An alate or winged queen of Carebara sp. within the nest. Certain weather conditions will trigger the colony to release these winged queens and winged males. The queens mate and then search for a good spot to establish a new colony.
An Iridomyrmex worker gathers sugary honeydew secreted by a scale insect. Many ant species collect honeydew from sap-sucking insects.
Ants are social insects, living in long-term colonies that survive from year to year. Most of the ants in a colony are workers. They are sterile females that collect food, tend the young and maintain and defend the nest. The ants that people see running around are almost always workers. A typical ant colony contains a single queen, the only individual that lays eggs. However, the colonies of some ant species have a few to many queens.
Ant eggs hatch into pale, legless, grub-like larvae that are fed and tended by the workers. When fully grown, ant larvae transform into non-feeding pupae that are either naked or enclosed in a cocoon. New worker ants emerge from the pupae. Worker ants are fully grown; small ants do not grow into large ants.
Depending on the species, the worker ants in a colony may:
- be all about the same size (monomorphic, eg. Green-head Ants or Spiny Ants).
- come in a range of sizes from small to large (polymorphic, eg. some Sugar Ants).
- come in two distinct sizes, small minors and large majors, with no intermediates (dimorphic, eg. Coastal Brown Ants).
At certain times of the year ant colonies produce winged ants called alates.

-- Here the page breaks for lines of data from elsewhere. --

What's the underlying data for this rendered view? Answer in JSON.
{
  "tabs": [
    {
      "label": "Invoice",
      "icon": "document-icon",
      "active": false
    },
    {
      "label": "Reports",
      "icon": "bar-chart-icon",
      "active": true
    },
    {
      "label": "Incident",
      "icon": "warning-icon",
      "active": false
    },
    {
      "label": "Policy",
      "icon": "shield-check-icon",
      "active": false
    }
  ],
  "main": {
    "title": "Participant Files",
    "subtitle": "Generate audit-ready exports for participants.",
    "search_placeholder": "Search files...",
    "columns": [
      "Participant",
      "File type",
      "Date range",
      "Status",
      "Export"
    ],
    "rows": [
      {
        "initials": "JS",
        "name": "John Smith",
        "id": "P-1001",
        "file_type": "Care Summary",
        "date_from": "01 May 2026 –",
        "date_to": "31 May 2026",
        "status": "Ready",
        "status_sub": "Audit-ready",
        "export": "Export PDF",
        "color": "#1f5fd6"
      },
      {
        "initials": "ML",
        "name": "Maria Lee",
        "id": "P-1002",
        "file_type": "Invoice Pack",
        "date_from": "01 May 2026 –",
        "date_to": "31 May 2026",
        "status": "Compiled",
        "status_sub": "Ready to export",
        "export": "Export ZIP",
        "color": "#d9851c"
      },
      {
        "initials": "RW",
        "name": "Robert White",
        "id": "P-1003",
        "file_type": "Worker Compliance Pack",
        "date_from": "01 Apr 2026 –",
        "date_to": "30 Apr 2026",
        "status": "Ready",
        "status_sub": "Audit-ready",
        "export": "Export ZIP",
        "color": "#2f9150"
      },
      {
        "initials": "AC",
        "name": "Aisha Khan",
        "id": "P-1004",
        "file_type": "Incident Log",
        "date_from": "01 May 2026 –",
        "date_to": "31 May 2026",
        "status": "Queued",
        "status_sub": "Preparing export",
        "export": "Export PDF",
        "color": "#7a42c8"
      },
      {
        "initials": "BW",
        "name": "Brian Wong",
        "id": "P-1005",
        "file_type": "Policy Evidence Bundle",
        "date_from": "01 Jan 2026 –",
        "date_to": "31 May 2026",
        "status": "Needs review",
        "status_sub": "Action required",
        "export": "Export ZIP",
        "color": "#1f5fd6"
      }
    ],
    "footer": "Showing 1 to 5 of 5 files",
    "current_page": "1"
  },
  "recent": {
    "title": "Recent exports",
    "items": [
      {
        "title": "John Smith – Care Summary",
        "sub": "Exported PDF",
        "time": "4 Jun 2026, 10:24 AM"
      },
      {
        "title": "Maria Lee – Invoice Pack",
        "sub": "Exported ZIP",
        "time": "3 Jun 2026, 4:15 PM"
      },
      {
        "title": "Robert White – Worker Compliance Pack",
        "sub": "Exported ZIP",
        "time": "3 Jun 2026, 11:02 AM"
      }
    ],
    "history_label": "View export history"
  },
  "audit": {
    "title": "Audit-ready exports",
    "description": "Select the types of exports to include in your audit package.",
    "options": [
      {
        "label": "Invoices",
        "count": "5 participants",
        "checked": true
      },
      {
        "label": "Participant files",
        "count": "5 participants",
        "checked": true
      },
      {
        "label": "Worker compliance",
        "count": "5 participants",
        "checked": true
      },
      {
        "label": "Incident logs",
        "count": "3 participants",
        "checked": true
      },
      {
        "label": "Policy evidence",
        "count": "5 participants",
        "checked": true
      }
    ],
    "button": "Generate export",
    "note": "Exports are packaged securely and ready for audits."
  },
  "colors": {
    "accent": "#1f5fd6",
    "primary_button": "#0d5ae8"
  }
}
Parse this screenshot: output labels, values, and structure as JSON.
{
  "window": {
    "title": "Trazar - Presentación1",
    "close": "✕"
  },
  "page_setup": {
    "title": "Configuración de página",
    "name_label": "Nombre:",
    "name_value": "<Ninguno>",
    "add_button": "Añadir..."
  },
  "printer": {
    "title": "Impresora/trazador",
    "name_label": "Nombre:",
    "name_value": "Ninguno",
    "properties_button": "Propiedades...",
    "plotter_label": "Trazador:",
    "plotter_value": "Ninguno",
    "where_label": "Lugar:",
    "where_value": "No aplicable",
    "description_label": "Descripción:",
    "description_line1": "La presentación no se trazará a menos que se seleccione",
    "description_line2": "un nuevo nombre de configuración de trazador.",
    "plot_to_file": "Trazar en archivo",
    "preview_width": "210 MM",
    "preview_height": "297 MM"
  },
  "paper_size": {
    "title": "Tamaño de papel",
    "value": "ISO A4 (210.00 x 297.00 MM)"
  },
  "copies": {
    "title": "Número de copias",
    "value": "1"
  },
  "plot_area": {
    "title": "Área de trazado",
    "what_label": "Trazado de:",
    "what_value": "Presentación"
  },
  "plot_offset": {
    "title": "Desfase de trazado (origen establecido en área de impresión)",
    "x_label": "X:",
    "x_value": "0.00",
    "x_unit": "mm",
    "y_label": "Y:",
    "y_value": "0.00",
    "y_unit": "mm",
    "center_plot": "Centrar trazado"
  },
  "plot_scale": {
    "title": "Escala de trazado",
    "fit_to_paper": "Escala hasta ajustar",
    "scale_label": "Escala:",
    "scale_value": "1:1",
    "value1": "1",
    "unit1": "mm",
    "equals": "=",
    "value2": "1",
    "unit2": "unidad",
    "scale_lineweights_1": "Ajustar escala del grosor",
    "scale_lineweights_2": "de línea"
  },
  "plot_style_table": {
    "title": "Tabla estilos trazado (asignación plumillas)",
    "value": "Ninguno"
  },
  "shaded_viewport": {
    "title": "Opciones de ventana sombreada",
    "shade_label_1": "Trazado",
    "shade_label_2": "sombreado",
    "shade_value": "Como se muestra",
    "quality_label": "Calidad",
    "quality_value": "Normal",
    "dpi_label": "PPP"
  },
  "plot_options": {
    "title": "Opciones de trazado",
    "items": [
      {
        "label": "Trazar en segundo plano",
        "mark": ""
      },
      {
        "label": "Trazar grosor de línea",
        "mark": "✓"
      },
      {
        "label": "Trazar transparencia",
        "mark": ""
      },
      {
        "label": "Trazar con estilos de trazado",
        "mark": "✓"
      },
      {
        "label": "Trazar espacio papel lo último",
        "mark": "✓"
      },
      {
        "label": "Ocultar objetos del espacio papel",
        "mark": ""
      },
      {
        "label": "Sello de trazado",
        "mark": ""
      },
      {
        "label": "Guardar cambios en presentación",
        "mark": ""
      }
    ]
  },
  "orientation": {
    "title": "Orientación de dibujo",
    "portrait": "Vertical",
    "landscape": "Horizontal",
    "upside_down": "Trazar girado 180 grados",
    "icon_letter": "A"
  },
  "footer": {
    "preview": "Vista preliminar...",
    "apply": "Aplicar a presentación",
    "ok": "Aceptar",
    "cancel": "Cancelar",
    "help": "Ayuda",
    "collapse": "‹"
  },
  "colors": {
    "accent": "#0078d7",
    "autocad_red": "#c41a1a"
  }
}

These are reproductive females and males. They remain inside the nest until the right weather conditions trigger them to emerge. Nests of the same ant species in an area release alates at the same time. The winged males and females swarm and mate. The males are short-lived and die within a few days. Females (future queens) fly off to find a suitable nesting site, shed their wings and establish a new colony.
Many species of ants nest within the ground. Nest entrances may be in the open or located under rocks and logs. A few species are almost completely subterranean, the workers never foraging above ground. In dense forests many ants nest in the deep layer of leaf litter and many make nests in rotten wood. Other ants build their nests well above ground, using hollows in the branches and trunks of trees or creating their own nest cavities by webbing leaves together with silk produced by their larvae.
Most ants are predators or scavengers gathering a wide variety of different foods. The insect or breadcrumb that you see an ant dragging back to the nest will be fed to the larvae. In most ants the larvae only eat solid food. The worker ants themselves are liquid feeders, gathering energy rich sugary liquids such as nectar and honeydew (a sweet liquid secreted by sap-sucking insects).
Some ant species are more specialised, hunting a particular type of prey, gathering only seeds, or feeding just on sugary honeydew. Some ant species are so dependent on honeydew that they virtually farm the sap-sucking insects, often building protective shelters over them. Some ants even keep the insects in their nests during the night and take them out to feed on plants during the day.
Coastal Brown Ant
, Pheidole megacephala
Southern Meat Ant , Iridomyrmex purpureus
Bull and Jumper Ants , Mymecia spp.
Green-head Ant , Rhytidoponera metallica
, Camponotus spp.
Green Tree Ant
, Oecophylla smaragdina
Spiny Ants , Polyrhachis spp.